Though Jonze might be a visual master, he’s untested as a screenwriter and, inevitably, no longer has the talented Charlie Kaufman to lean on. Co-writer Dave Eggers has a surer résumé as a writer, but his list of screenwriting credits is just as short as Jonze’s. The film’s well-publicized and seemingly unending production woes are also a cause for concern.
The problems with Where the Wild Things Are stem from a far deeper place than any issues behind its production. Even if the movie is great — which it could very well be — there is something sinister about the particular way Hollywood produced and is now marketing the film. What burns me about this particular strip-mining job on our collective childhoods is the way that Hollywood has infused the film and the marketing campaign with a certain hip indie sensibility.
It seems as though the focus of the marketing for the film, particularly the instant-classic trailer, is Jonze rather than the Wild Things; the hip, talented filmmaker rather than the legendary story itself — which is being ripped apart anyway to be rebuilt as a nearly two-hour film.
After all, what Wild Things-loving kid is going to care an ounce that the film was directed by the genius behind Being John Malkovich and Adaptation? What child is going to recognize the great indie anthem of “Wake Up” by The Arcade Fire that lends the images of the trailer such power?
At least Transformers and G.I. Joe — terrible though they are — don’t carry the stuffy air of a children’s story being marketed as an indie art film. And at least those upcoming board game and action figure movies are co-opting a part of my childhood that didn’t leave any lasting emotional impact.
Especially because it is culled from a book I loved in a way that feels hollow and unnecessary, Jonze’s film doesn’t excite the child in me nearly to the degree that Up or Ponyo did, or that The Princess and the Frog or Toy Story 3 are just beginning to.
But as one of the great visual artists of his generation, every film Jonze makes is worth seeing, even if it is just to see what he does and doesn’t do.
I’m actually glad my expectations have been brought low by early reviews and the confused tantrums of my inner child.
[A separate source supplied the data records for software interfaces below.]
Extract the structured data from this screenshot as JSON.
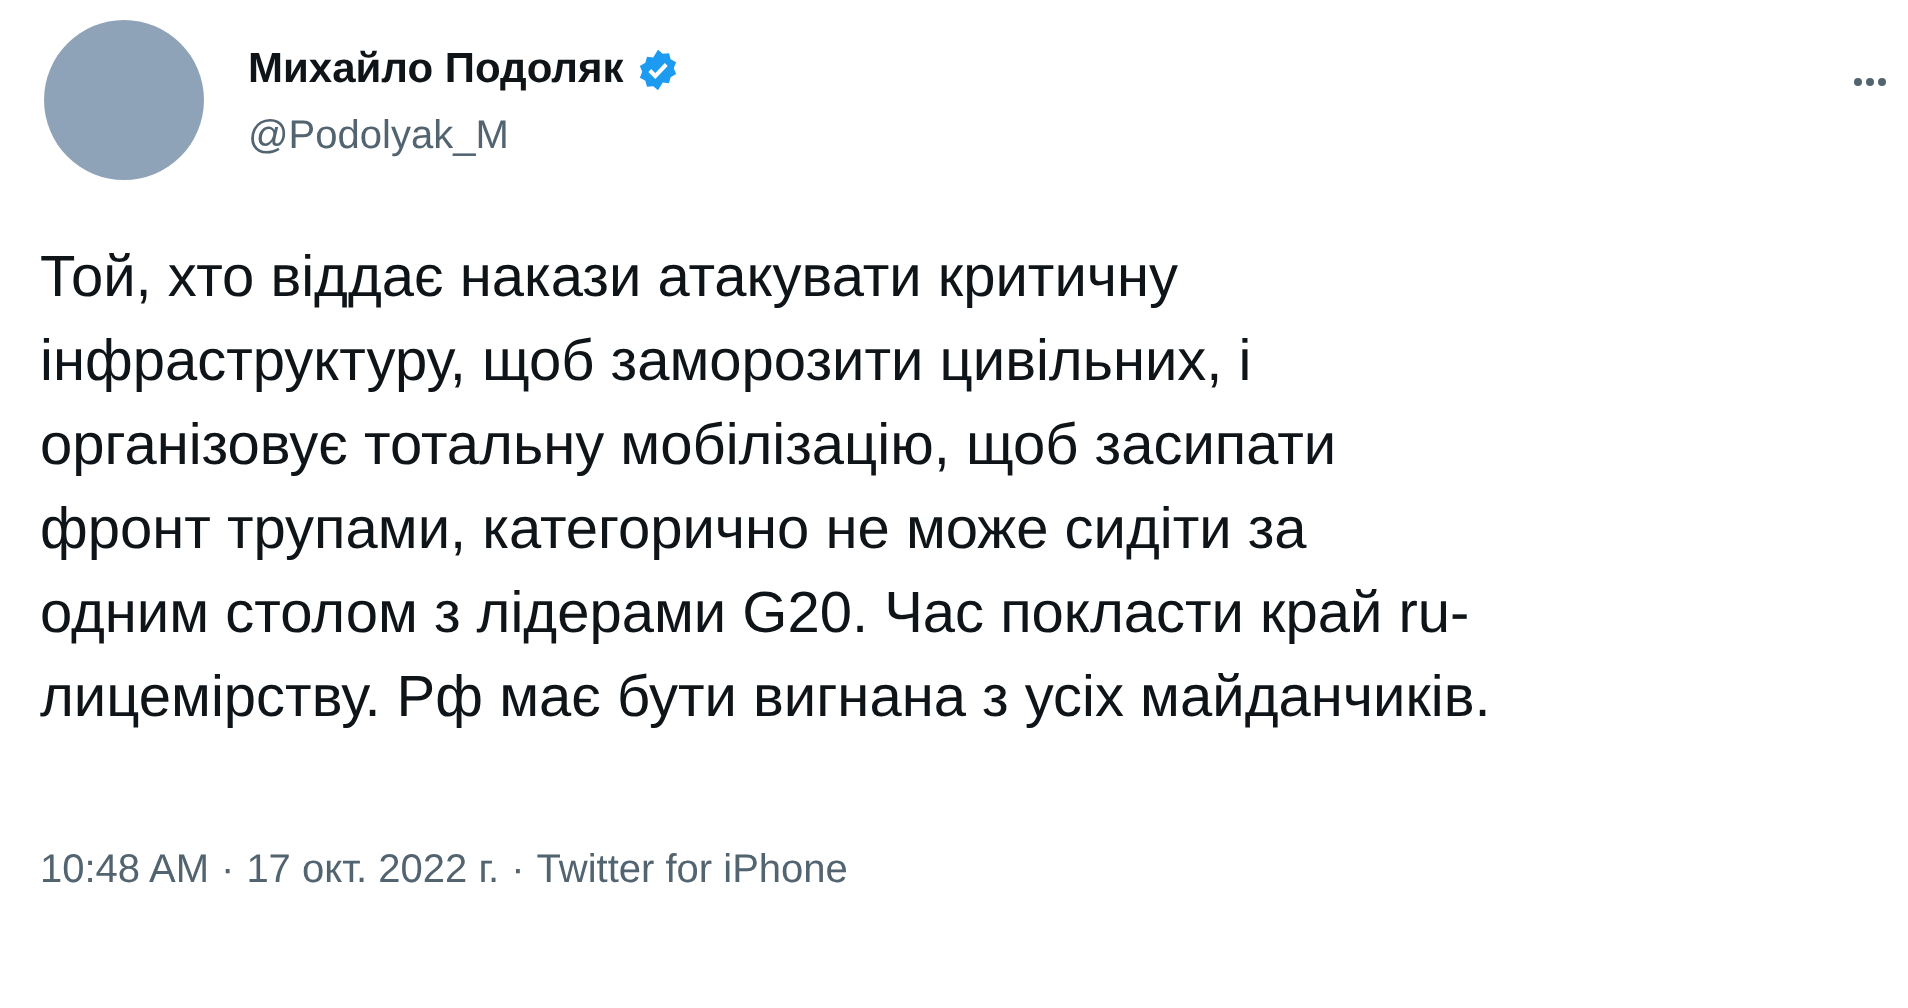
{
  "author": {
    "name": "Михайло Подоляк",
    "verified": true,
    "handle": "@Podolyak_M"
  },
  "tweet": {
    "lines": [
      "Той, хто віддає накази атакувати критичну",
      "інфраструктуру, щоб заморозити цивільних, і",
      "організовує тотальну мобілізацію, щоб засипати",
      "фронт трупами, категорично не може сидіти за",
      "одним столом з лідерами G20. Час покласти край ru-",
      "лицемірству. Рф має бути вигнана з усіх майданчиків."
    ]
  },
  "meta": {
    "time": "10:48 AM",
    "separator_1": "·",
    "date": "17 окт. 2022 г.",
    "separator_2": "·",
    "source": "Twitter for iPhone"
  }
}
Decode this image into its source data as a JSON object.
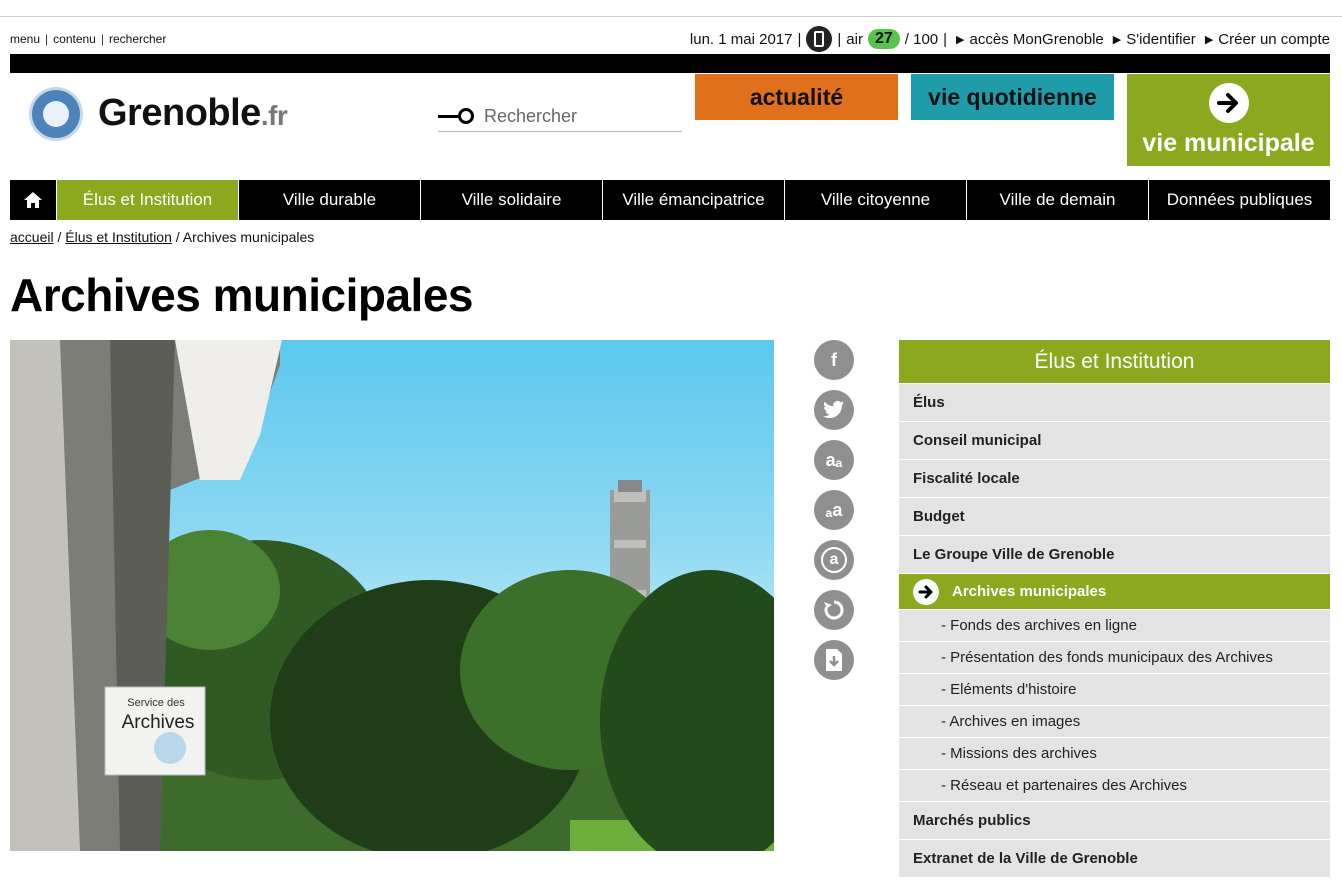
{
  "utility": {
    "skip_links": [
      "menu",
      "contenu",
      "rechercher"
    ],
    "date": "lun. 1 mai 2017",
    "air_label": "air",
    "air_value": "27",
    "air_max": "/ 100",
    "links": [
      "accès MonGrenoble",
      "S'identifier",
      "Créer un compte"
    ]
  },
  "brand": {
    "name": "Grenoble",
    "tld": ".fr",
    "seal_alt": "Ville de Grenoble"
  },
  "search": {
    "placeholder": "Rechercher"
  },
  "categories": {
    "actualite": "actualité",
    "vie_quotidienne": "vie quotidienne",
    "vie_municipale": "vie municipale"
  },
  "nav": {
    "items": [
      "Élus et Institution",
      "Ville durable",
      "Ville solidaire",
      "Ville émancipatrice",
      "Ville citoyenne",
      "Ville de demain",
      "Données publiques"
    ]
  },
  "breadcrumb": {
    "home": "accueil",
    "section": "Élus et Institution",
    "current": "Archives municipales"
  },
  "page": {
    "title": "Archives municipales"
  },
  "hero": {
    "sign_line1": "Service des",
    "sign_line2": "Archives"
  },
  "tools": {
    "facebook": "f",
    "text_smaller": "aₐ",
    "text_larger": "ₐa",
    "contrast": "a"
  },
  "sidenav": {
    "title": "Élus et Institution",
    "items": [
      "Élus",
      "Conseil municipal",
      "Fiscalité locale",
      "Budget",
      "Le Groupe Ville de Grenoble"
    ],
    "active": "Archives municipales",
    "subitems": [
      "- Fonds des archives en ligne",
      "- Présentation des fonds municipaux des Archives",
      "- Eléments d'histoire",
      "- Archives en images",
      "- Missions des archives",
      "- Réseau et partenaires des Archives"
    ],
    "after": [
      "Marchés publics",
      "Extranet de la Ville de Grenoble"
    ]
  },
  "colors": {
    "green": "#8ba81f",
    "orange": "#e0701c",
    "teal": "#1f9caa",
    "air_badge": "#5cc24f"
  }
}
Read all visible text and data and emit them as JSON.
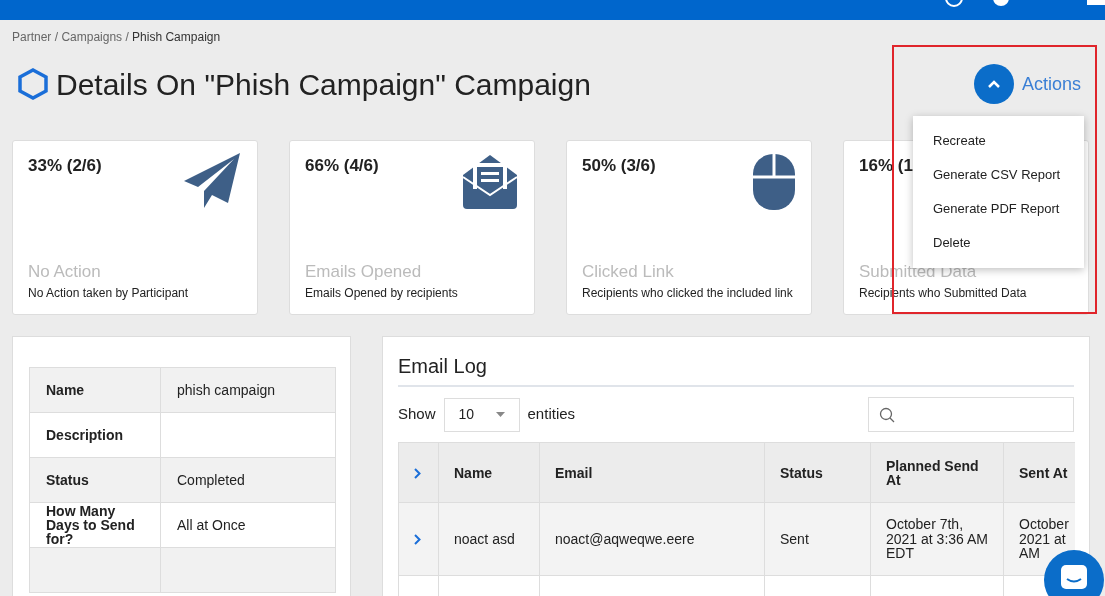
{
  "breadcrumb": [
    {
      "label": "Partner",
      "current": false
    },
    {
      "label": "Campaigns",
      "current": false
    },
    {
      "label": "Phish Campaign",
      "current": true
    }
  ],
  "breadcrumb_separators": [
    "/",
    "/"
  ],
  "title": "Details On \"Phish Campaign\" Campaign",
  "actions": {
    "label": "Actions",
    "expanded": true,
    "menu": [
      "Recreate",
      "Generate CSV Report",
      "Generate PDF Report",
      "Delete"
    ]
  },
  "stats": [
    {
      "value": "33% (2/6)",
      "label": "No Action",
      "caption": "No Action taken by Participant",
      "kind": "plane"
    },
    {
      "value": "66% (4/6)",
      "label": "Emails Opened",
      "caption": "Emails Opened by recipients",
      "kind": "envelope"
    },
    {
      "value": "50% (3/6)",
      "label": "Clicked Link",
      "caption": "Recipients who clicked the included link",
      "kind": "mouse"
    },
    {
      "value": "16% (1",
      "label": "Submitted Data",
      "caption": "Recipients who Submitted Data",
      "kind": "none"
    }
  ],
  "details": [
    {
      "label": "Name",
      "value": "phish campaign"
    },
    {
      "label": "Description"
    },
    {
      "label": "Status",
      "value": "Completed"
    },
    {
      "label": "How Many Days to Send for?",
      "value": "All at Once"
    }
  ],
  "email_log": {
    "title": "Email Log",
    "show_label": "Show",
    "page_size": "10",
    "entities_label": "entities",
    "columns": [
      "Name",
      "Email",
      "Status",
      "Planned Send At",
      "Sent At"
    ],
    "rows": [
      {
        "name": "noact asd",
        "email": "noact@aqweqwe.eere",
        "status": "Sent",
        "planned": "October 7th,\n2021 at 3:36 AM\nEDT",
        "sent": "October\n2021 at\nAM"
      },
      {}
    ]
  }
}
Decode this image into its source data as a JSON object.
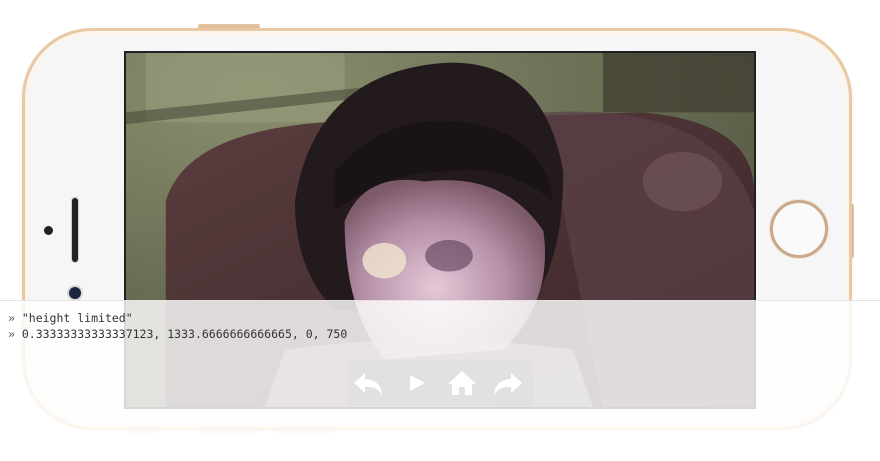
{
  "device": {
    "frame_color": "#e9c9a2",
    "body_color": "#f6f6f7"
  },
  "video": {
    "icon": "video-frame"
  },
  "console": {
    "lines": [
      {
        "prompt": "»",
        "text": " \"height limited\""
      },
      {
        "prompt": "»",
        "text": " 0.33333333333337123, 1333.6666666666665, 0, 750"
      }
    ]
  },
  "controls": {
    "items": [
      {
        "name": "back",
        "icon": "reply-arrow-icon"
      },
      {
        "name": "play",
        "icon": "play-icon"
      },
      {
        "name": "home",
        "icon": "home-icon"
      },
      {
        "name": "forward",
        "icon": "forward-arrow-icon"
      }
    ],
    "icon_color": "#ffffff"
  }
}
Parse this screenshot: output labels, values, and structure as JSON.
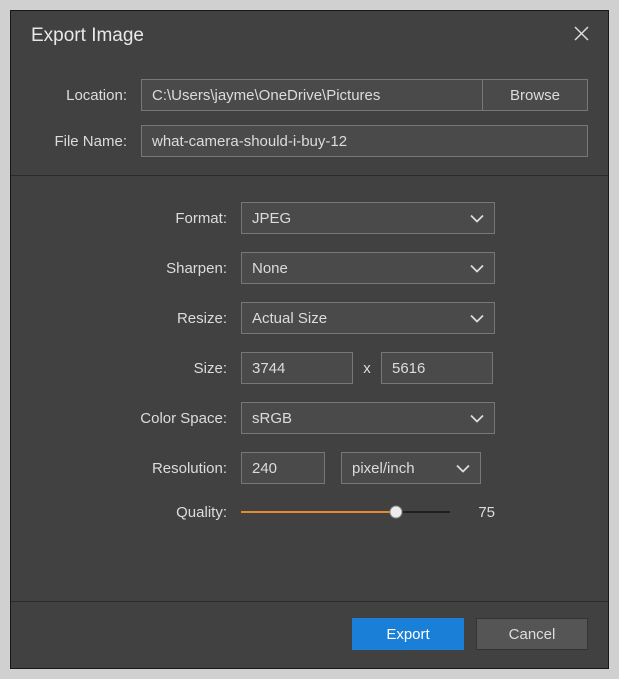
{
  "title": "Export Image",
  "top": {
    "location_label": "Location:",
    "location_value": "C:\\Users\\jayme\\OneDrive\\Pictures",
    "browse_label": "Browse",
    "filename_label": "File Name:",
    "filename_value": "what-camera-should-i-buy-12"
  },
  "form": {
    "format_label": "Format:",
    "format_value": "JPEG",
    "sharpen_label": "Sharpen:",
    "sharpen_value": "None",
    "resize_label": "Resize:",
    "resize_value": "Actual Size",
    "size_label": "Size:",
    "size_w": "3744",
    "size_sep": "x",
    "size_h": "5616",
    "colorspace_label": "Color Space:",
    "colorspace_value": "sRGB",
    "resolution_label": "Resolution:",
    "resolution_value": "240",
    "resolution_unit": "pixel/inch",
    "quality_label": "Quality:",
    "quality_value": "75"
  },
  "footer": {
    "export_label": "Export",
    "cancel_label": "Cancel"
  }
}
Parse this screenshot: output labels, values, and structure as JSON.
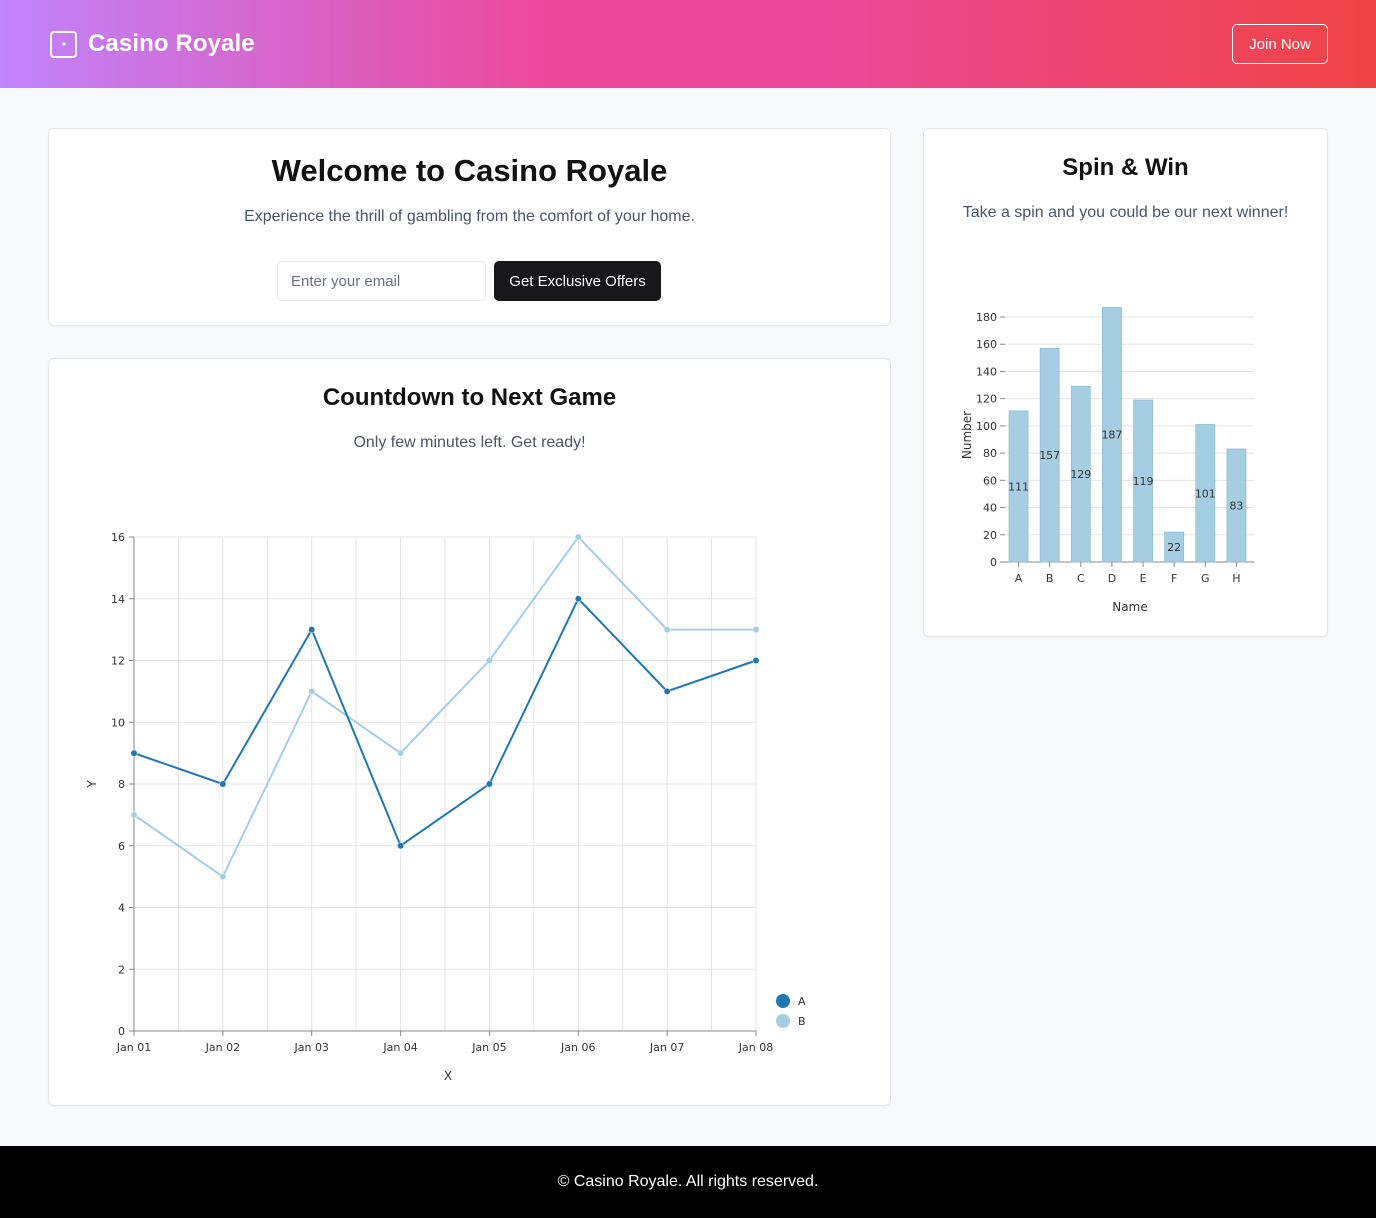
{
  "header": {
    "brand": "Casino Royale",
    "brand_icon": "dice-icon",
    "join_label": "Join Now"
  },
  "welcome": {
    "title": "Welcome to Casino Royale",
    "subtitle": "Experience the thrill of gambling from the comfort of your home.",
    "email_placeholder": "Enter your email",
    "email_value": "",
    "cta_label": "Get Exclusive Offers"
  },
  "countdown": {
    "title": "Countdown to Next Game",
    "subtitle": "Only few minutes left. Get ready!"
  },
  "spin": {
    "title": "Spin & Win",
    "subtitle": "Take a spin and you could be our next winner!"
  },
  "footer": {
    "text": "© Casino Royale. All rights reserved."
  },
  "chart_data": [
    {
      "type": "line",
      "x": [
        "Jan 01",
        "Jan 02",
        "Jan 03",
        "Jan 04",
        "Jan 05",
        "Jan 06",
        "Jan 07",
        "Jan 08"
      ],
      "series": [
        {
          "name": "A",
          "color": "#1f77b4",
          "values": [
            9,
            8,
            13,
            6,
            8,
            14,
            11,
            12
          ]
        },
        {
          "name": "B",
          "color": "#a6cee3",
          "values": [
            7,
            5,
            11,
            9,
            12,
            16,
            13,
            13
          ]
        }
      ],
      "xlabel": "X",
      "ylabel": "Y",
      "ylim": [
        0,
        16
      ],
      "yticks": [
        0,
        2,
        4,
        6,
        8,
        10,
        12,
        14,
        16
      ],
      "grid": true,
      "legend": "bottom-right"
    },
    {
      "type": "bar",
      "categories": [
        "A",
        "B",
        "C",
        "D",
        "E",
        "F",
        "G",
        "H"
      ],
      "values": [
        111,
        157,
        129,
        187,
        119,
        22,
        101,
        83
      ],
      "color": "#a6cee3",
      "xlabel": "Name",
      "ylabel": "Number",
      "ylim": [
        0,
        180
      ],
      "yticks": [
        0,
        20,
        40,
        60,
        80,
        100,
        120,
        140,
        160,
        180
      ],
      "grid": true,
      "data_labels": true
    }
  ]
}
I’ll just make sure I don’t see it in a corporate multiplex — I certainly wouldn’t want to lose my indie cred.
John Wheeler is a senior majoring in cinema-television critical studies and East Asian languages and cultures. His column, “The Multiplex,” runs Fridays.